Treatments for tics that have demonstrated efficacy in replicated controlled trials (RCTs) include the following:

  • Dopamine D2 receptor antagonist therapy
  • Dopamine agonist therapy
  • Habit reversal therapy

Dopamine D2 receptor antagonist therapy
In 1959, soon after its introduction, chlorpromazine was reported to dramatically improve tic severity. Since then, several allocation randomized controlled trials with various neuroleptics (eg, haloperidol, fluphenazine, pimozide) have confirmed these initial results. On average, tic severity declines by approximately 50-80% with neuroleptic treatment.

Neuroleptic drugs are the current standard in terms of efficacy in the treatment of tics. They can be effective at doses far below the usual treatment dose for psychosis, and most adverse effects are manageable with pharmacologic manipulations. Unfortunately, many patients do not tolerate acute adverse effects (most commonly sedation, weight gain, depression, lethargy, and akathisia), and prolonged treatment poses a small risk of tardive dyskinesia. Therefore, other treatments have been investigated.

Risperidone, olanzapine, and ziprasidone have been shown to produce at least as much clinical effect as a classic neuroleptic comparator, with fewer adverse effects.A small study of clozapine suggested little effect. Small studies of the dopamine D2R partial agonist aripiprazole show that it is effective for tic suppression.RCT data are not yet available, however.

Metoclopramide is a D2 receptor antagonist that is usually used for nausea. A case series and an RCT suggest it treats tics with good short-term tolerability. However, long-term use of metoclopramide has been associated with tardive dyskinesia.

Dopamine agonist therapy
Paradoxically, several mixed dopamine agonists have also been proven effective in reducing tic frequency To date, they have been tested exclusively in relatively low doses, partly because of a theory that, at these doses, they must antagonize dopamine function by selective action at presynaptic receptors.

Accumulating evidence suggests that this rationale is faulty, however, and trials with higher doses may be expected.
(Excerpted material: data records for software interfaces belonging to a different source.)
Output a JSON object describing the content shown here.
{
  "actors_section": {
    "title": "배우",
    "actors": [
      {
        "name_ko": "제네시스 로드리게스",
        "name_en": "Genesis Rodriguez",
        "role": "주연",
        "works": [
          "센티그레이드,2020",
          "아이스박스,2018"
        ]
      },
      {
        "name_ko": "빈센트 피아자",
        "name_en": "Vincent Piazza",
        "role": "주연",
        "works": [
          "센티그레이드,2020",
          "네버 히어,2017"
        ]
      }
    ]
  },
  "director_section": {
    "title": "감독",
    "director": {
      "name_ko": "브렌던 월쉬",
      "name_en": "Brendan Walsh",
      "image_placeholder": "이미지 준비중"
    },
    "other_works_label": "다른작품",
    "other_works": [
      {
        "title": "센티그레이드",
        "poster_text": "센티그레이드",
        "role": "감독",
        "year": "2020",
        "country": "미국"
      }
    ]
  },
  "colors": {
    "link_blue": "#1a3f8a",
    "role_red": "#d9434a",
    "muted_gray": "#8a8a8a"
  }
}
Similarly, the present author and colleagues currently are conducting a placebo-controlled double-blind study of levodopa as a treatment for tics.

Habit reversal therapy
Five RCTs have demonstrated the efficacy of a specific form of behavior therapy for tics.The originally tested treatment consisted of a package of interventions called habit reversal therapy,which comprises monitoring, relaxation, and other nonspecific elements of behavior therapy. The most important element is application of a competing response whenever the patient notices either a tic or the urge to tic.

Initially, heavy effort on the part of the patient may be needed. However, in all 4 reported studies, at long-term follow-up at least one half of treated patients had greater than 75% reduction in overall tic severity, whether based on self-report of home tic counts or on blind review of a videotape filmed in the clinic.

The effort expended by patients decreased dramatically as tic frequency declined, usually within the first few weeks of treatment. No substitution of other tics was noted, which commonly occurs when patients substitute a volitional action on a haphazard basis